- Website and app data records
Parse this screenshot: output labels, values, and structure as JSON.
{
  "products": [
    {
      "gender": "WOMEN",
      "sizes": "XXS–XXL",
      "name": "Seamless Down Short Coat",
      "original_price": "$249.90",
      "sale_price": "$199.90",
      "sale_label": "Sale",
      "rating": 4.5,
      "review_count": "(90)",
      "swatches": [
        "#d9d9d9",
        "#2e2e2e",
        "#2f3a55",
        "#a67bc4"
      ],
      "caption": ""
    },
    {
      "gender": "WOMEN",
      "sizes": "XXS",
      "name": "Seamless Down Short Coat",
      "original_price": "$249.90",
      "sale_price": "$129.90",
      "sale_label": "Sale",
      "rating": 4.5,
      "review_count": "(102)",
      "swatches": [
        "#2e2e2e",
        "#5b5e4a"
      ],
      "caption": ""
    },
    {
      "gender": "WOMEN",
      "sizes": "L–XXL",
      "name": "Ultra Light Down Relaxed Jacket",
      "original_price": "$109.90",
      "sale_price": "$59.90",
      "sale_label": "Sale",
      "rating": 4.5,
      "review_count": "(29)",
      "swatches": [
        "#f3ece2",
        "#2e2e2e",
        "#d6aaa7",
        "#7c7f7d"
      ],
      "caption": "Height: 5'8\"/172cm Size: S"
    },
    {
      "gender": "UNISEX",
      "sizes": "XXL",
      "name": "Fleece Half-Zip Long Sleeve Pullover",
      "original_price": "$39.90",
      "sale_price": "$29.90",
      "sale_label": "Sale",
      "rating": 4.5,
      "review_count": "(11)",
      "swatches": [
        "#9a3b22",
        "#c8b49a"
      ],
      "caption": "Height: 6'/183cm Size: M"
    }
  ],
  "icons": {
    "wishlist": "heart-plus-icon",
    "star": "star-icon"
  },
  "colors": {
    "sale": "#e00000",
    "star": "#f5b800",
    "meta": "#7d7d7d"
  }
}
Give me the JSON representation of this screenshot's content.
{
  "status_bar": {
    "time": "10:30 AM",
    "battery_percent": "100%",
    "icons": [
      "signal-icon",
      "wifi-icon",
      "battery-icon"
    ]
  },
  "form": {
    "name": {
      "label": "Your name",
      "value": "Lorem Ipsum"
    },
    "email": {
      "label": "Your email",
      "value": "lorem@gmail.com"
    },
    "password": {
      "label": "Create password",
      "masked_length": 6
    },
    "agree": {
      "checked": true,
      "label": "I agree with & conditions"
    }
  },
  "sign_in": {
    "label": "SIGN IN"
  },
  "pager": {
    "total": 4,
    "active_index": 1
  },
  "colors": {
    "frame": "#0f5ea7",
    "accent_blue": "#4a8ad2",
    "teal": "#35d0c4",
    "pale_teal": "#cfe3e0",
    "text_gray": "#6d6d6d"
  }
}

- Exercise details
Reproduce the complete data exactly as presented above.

- Task answer
Parse this screenshot: output labels, values, and structure as JSON.
{
  "products": [
    {
      "gender": "WOMEN",
      "sizes": "XXS–XXL",
      "name": "Seamless Down Short Coat",
      "original_price": "$249.90",
      "sale_price": "$199.90",
      "sale_label": "Sale",
      "rating": 4.5,
      "review_count": "(90)",
      "swatches": [
        "#d9d9d9",
        "#2e2e2e",
        "#2f3a55",
        "#a67bc4"
      ],
      "caption": ""
    },
    {
      "gender": "WOMEN",
      "sizes": "XXS",
      "name": "Seamless Down Short Coat",
      "original_price": "$249.90",
      "sale_price": "$129.90",
      "sale_label": "Sale",
      "rating": 4.5,
      "review_count": "(102)",
      "swatches": [
        "#2e2e2e",
        "#5b5e4a"
      ],
      "caption": ""
    },
    {
      "gender": "WOMEN",
      "sizes": "L–XXL",
      "name": "Ultra Light Down Relaxed Jacket",
      "original_price": "$109.90",
      "sale_price": "$59.90",
      "sale_label": "Sale",
      "rating": 4.5,
      "review_count": "(29)",
      "swatches": [
        "#f3ece2",
        "#2e2e2e",
        "#d6aaa7",
        "#7c7f7d"
      ],
      "caption": "Height: 5'8\"/172cm Size: S"
    },
    {
      "gender": "UNISEX",
      "sizes": "XXL",
      "name": "Fleece Half-Zip Long Sleeve Pullover",
      "original_price": "$39.90",
      "sale_price": "$29.90",
      "sale_label": "Sale",
      "rating": 4.5,
      "review_count": "(11)",
      "swatches": [
        "#9a3b22",
        "#c8b49a"
      ],
      "caption": "Height: 6'/183cm Size: M"
    }
  ],
  "icons": {
    "wishlist": "heart-plus-icon",
    "star": "star-icon"
  },
  "colors": {
    "sale": "#e00000",
    "star": "#f5b800",
    "meta": "#7d7d7d"
  }
}
Give me the JSON representation of this screenshot's content.
{
  "status_bar": {
    "time": "10:30 AM",
    "battery_percent": "100%",
    "icons": [
      "signal-icon",
      "wifi-icon",
      "battery-icon"
    ]
  },
  "form": {
    "name": {
      "label": "Your name",
      "value": "Lorem Ipsum"
    },
    "email": {
      "label": "Your email",
      "value": "lorem@gmail.com"
    },
    "password": {
      "label": "Create password",
      "masked_length": 6
    },
    "agree": {
      "checked": true,
      "label": "I agree with & conditions"
    }
  },
  "sign_in": {
    "label": "SIGN IN"
  },
  "pager": {
    "total": 4,
    "active_index": 1
  },
  "colors": {
    "frame": "#0f5ea7",
    "accent_blue": "#4a8ad2",
    "teal": "#35d0c4",
    "pale_teal": "#cfe3e0",
    "text_gray": "#6d6d6d"
  }
}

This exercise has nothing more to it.